High school student Rania Zuri has made it her mission to end book deserts in West Virginia. Book deserts are places without libraries and bookstores, threatening literacy rates for young children. A senior at Morgantown High School, Zuri founded the LiTEArary Society to provide books to preschool children across West Virginia.Continue Reading Take Me to More News
West Virginia’s math and reading scores are some of the lowest in the nation, but data released by the U.S. Department of Education Monday shows academic decline across the country.
West Virginia’s scores fell across the board on the latest National Assessment of Educational Progress (NAEP), the first nationwide measurement of learning since the pandemic.
The assessment, also known as the Nation’s Report Card, continually assesses what students in the United States know, particularly reading and math in the 4th and 8th grades.
In reading, the state’s average 4th grade score was 11 points below the national average, while the 8th grade average was 10 points below. These were the third and second lowest reading score averages in the nation, respectively.
In mathematics, West Virginia’s 4th grade scores were 9 points below the national average, while 8th grade scores were 13 points below, the country’s sixth and fourth lowest averages, respectively.
In all four assessments, West Virginia was at least six points below its own average on the 2019 NAEP.
Ebony Walton, a statistician and analyst with the National Center for Education Statistics, said one of the biggest factors for student outcomes during the pandemic was access to resources.
“What we saw was, particularly for lower performing students, they had a hard time accessing materials online, they had a hard time having a computer available to them at all times, they even had some difficulty having access to a teacher every day compared to their higher performing peers,” she said.
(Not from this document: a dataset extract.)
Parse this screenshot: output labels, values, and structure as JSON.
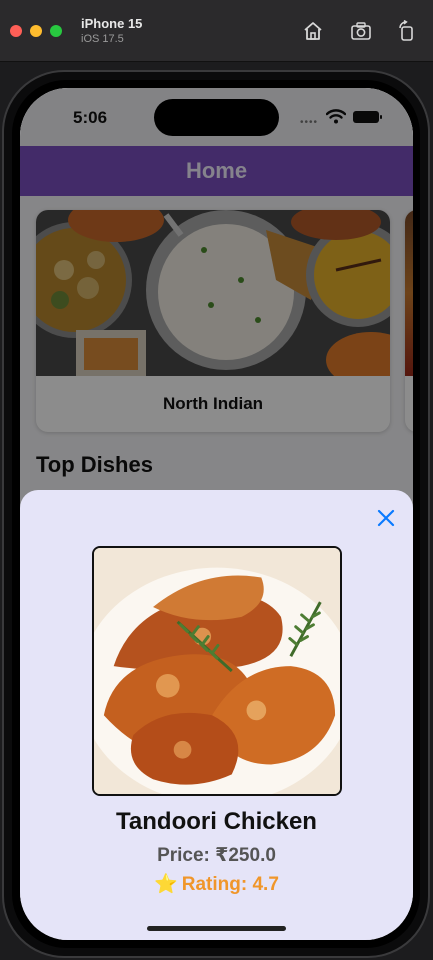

Walton stressed that declines in educational outcomes are not unique to West Virginia and will require a broad response.
“There’s so much that’s happening underneath that average that’s worth investigating,” she said. “I want to encourage everyone to keep moving forward so hopefully your communities can build and not just get to where they were before the pandemic but move beyond that.”